As you search for VPN videos and other explainer videos to give you a lesson or two regarding how they are set up or how a product is used, you might have come across waste management guides, tutorials, and journals. Well, in the process, you may encounter terms that you are not conversant with, such as waste and biomass valorisation. The numerous links you click to get a glimpse of what this is about may lead to something new, and this can be annoying. Today, you have come to the right place!
What is waste and biomass valorisation?
Waste and biomass valorisation is a term that you will never fail to come across when waste management topic is discussed. It is simply the process by which waste is treated. The treatment can be done for several reasons. One of them is for disposal. It could also be done for sorting or even storage.
What really motivated the valorisation or treatment of waste is the depletion of materials. This saw the need for recycling of waste and residues to address the socio-economic concerns that had resulted from the exhaustion.
The process of waste valorisation
The method of waste and biomass valorisation involves the following major activities:
1. Processing of residue into raw materials
This is actually one of the most popular ways of waste valorisation. As the term suggests, the process merely involves the processing of waste or turning it into raw materials. It is quite straightforward. For instance, plastic bags can be processed and used to make computer cases and so on. Another good example is carbon dioxide. Being waste from plants or even humans, it is converted to methanol which is used to make fuel and other materials through a process known as carbon dioxide hydrogenation.
2. Finished or semi-finished products as energy sources
Some of the waste may be in the form of finished or semi-finished products. These residues are used as inputs for the production of other items. A good example is steel which can be used in the manufacturing of bicycles. Salt also is a good example and is used in food production.
3. Biomass Valorisation
When it comes to biomass valorisation, microwave technology is employed. In this process, heat is used to break down these waste products. Engineers and other stakeholders are also looking to improve the process by creating bacterial engines to increase the rate of biological decomposition.

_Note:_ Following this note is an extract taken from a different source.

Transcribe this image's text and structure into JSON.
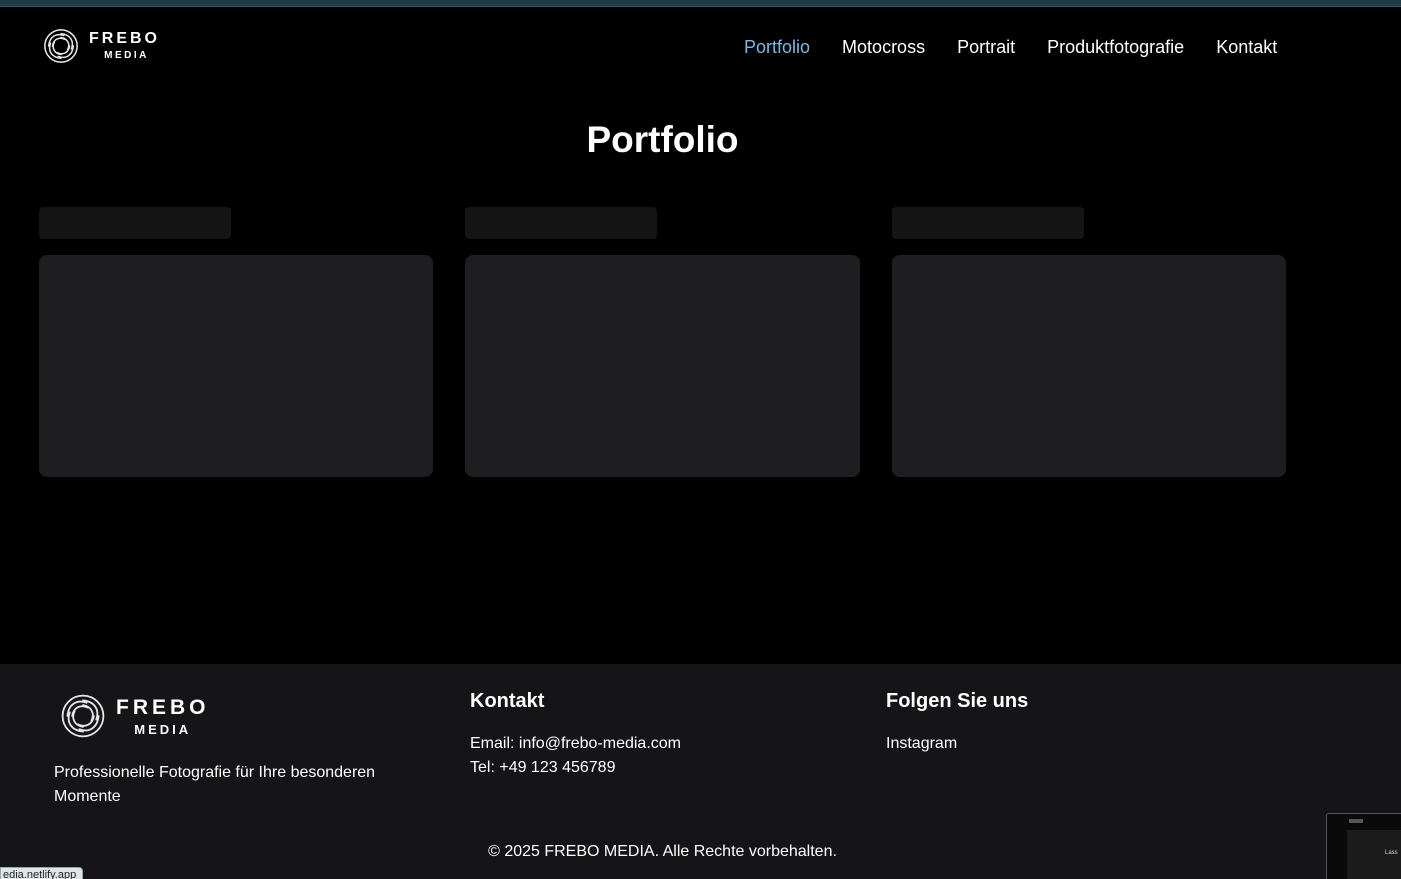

Processes like pyrolysis are also employed to transform these materials chemically. Through biomass valorisation, fossil fuel and micronutrient fertilisers are created.The various valorisation techniques were invented to manage waste and also increase sustainability in the manufacturing industries. Engineers continue to research and develop new ways and processes that could make it more efficient.